Where the records below have a line with "para", that line is to be copied.

^^^^^^^^^^^^^^^^

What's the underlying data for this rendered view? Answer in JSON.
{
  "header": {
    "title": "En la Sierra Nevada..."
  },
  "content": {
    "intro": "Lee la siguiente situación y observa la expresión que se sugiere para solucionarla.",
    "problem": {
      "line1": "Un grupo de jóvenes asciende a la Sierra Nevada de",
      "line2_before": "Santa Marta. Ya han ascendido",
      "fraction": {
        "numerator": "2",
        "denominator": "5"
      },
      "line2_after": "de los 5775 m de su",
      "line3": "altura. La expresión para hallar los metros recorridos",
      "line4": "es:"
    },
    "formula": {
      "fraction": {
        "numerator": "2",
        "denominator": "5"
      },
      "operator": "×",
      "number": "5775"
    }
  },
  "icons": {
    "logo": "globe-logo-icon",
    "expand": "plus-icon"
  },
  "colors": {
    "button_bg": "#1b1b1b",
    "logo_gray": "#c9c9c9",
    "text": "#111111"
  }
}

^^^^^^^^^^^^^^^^

#### Answer space
    "intro": "Lee la siguiente situación y observa la expresión que se sugiere para solucionarla.",
      "line3": "altura. La expresión para hallar los metros recorridos",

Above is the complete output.